Exercise data ▸
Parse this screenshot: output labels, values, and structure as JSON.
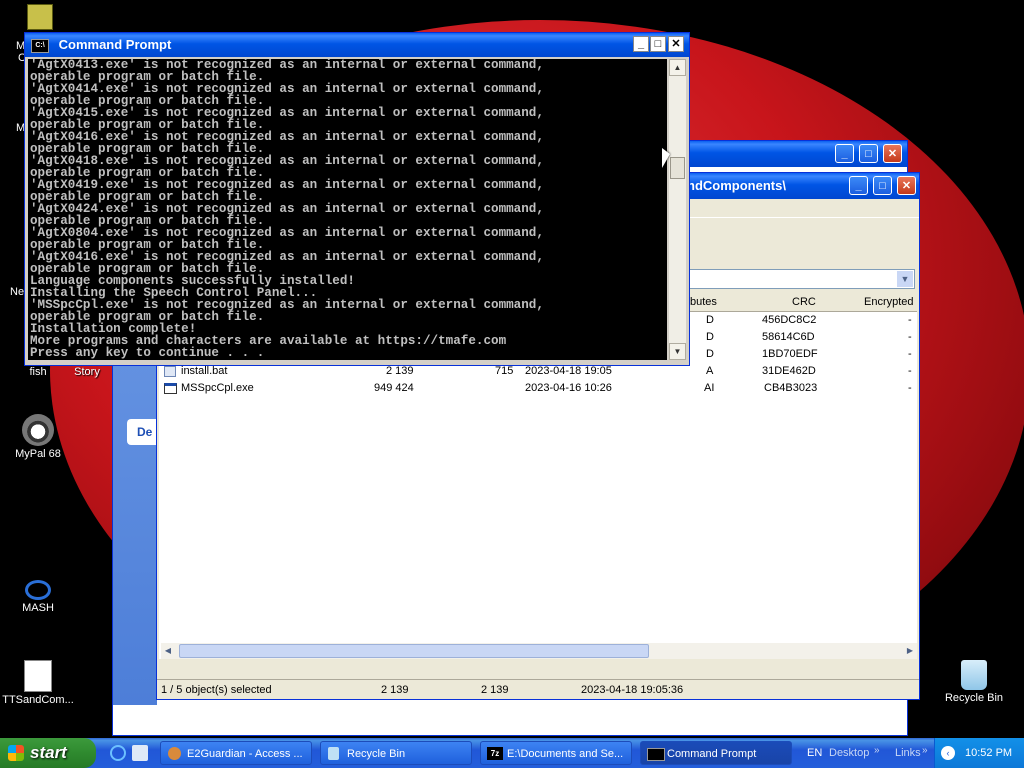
{
  "desktop": {
    "icons": [
      {
        "label": "fish"
      },
      {
        "label": "Story"
      },
      {
        "label": "MyPal 68"
      },
      {
        "label": "MASH"
      },
      {
        "label": "TTSandCom..."
      },
      {
        "label": "Recycle Bin"
      }
    ],
    "partial_labels": [
      "M",
      "C",
      "M",
      "Ne"
    ]
  },
  "cmd_window": {
    "title": "Command Prompt",
    "lines": [
      "'AgtX0413.exe' is not recognized as an internal or external command,",
      "operable program or batch file.",
      "'AgtX0414.exe' is not recognized as an internal or external command,",
      "operable program or batch file.",
      "'AgtX0415.exe' is not recognized as an internal or external command,",
      "operable program or batch file.",
      "'AgtX0416.exe' is not recognized as an internal or external command,",
      "operable program or batch file.",
      "'AgtX0418.exe' is not recognized as an internal or external command,",
      "operable program or batch file.",
      "'AgtX0419.exe' is not recognized as an internal or external command,",
      "operable program or batch file.",
      "'AgtX0424.exe' is not recognized as an internal or external command,",
      "operable program or batch file.",
      "'AgtX0804.exe' is not recognized as an internal or external command,",
      "operable program or batch file.",
      "'AgtX0416.exe' is not recognized as an internal or external command,",
      "operable program or batch file.",
      "Language components successfully installed!",
      "Installing the Speech Control Panel...",
      "'MSSpcCpl.exe' is not recognized as an internal or external command,",
      "operable program or batch file.",
      "Installation complete!",
      "More programs and characters are available at https://tmafe.com",
      "Press any key to continue . . ."
    ]
  },
  "explorer": {
    "path_fragment": "ndComponents\\",
    "side_tab": "De",
    "columns": {
      "attributes": "butes",
      "crc": "CRC",
      "encrypted": "Encrypted"
    },
    "partial_rows": [
      {
        "attr": "D",
        "crc": "456DC8C2",
        "enc": "-"
      },
      {
        "attr": "D",
        "crc": "58614C6D",
        "enc": "-"
      },
      {
        "attr": "D",
        "crc": "1BD70EDF",
        "enc": "-"
      }
    ],
    "files": [
      {
        "name": "install.bat",
        "size": "2 139",
        "packed": "715",
        "modified": "2023-04-18 19:05",
        "attr": "A",
        "crc": "31DE462D",
        "enc": "-"
      },
      {
        "name": "MSSpcCpl.exe",
        "size": "949 424",
        "packed": "",
        "modified": "2023-04-16 10:26",
        "attr": "AI",
        "crc": "CB4B3023",
        "enc": "-"
      }
    ],
    "status": {
      "selected": "1 / 5 object(s) selected",
      "size": "2 139",
      "packed": "2 139",
      "modified": "2023-04-18 19:05:36"
    }
  },
  "taskbar": {
    "start": "start",
    "tasks": [
      {
        "label": "E2Guardian - Access ..."
      },
      {
        "label": "Recycle Bin"
      },
      {
        "label": "E:\\Documents and Se..."
      },
      {
        "label": "Command Prompt"
      }
    ],
    "lang": "EN",
    "desktop": "Desktop",
    "links": "Links",
    "clock": "10:52 PM"
  },
  "colors": {
    "title_blue": "#0055e5",
    "desktop_red": "#c8151b",
    "taskbar_blue": "#245edb",
    "start_green": "#2f8a2f"
  }
}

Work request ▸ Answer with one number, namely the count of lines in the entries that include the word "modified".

Completed exercise ▸ 3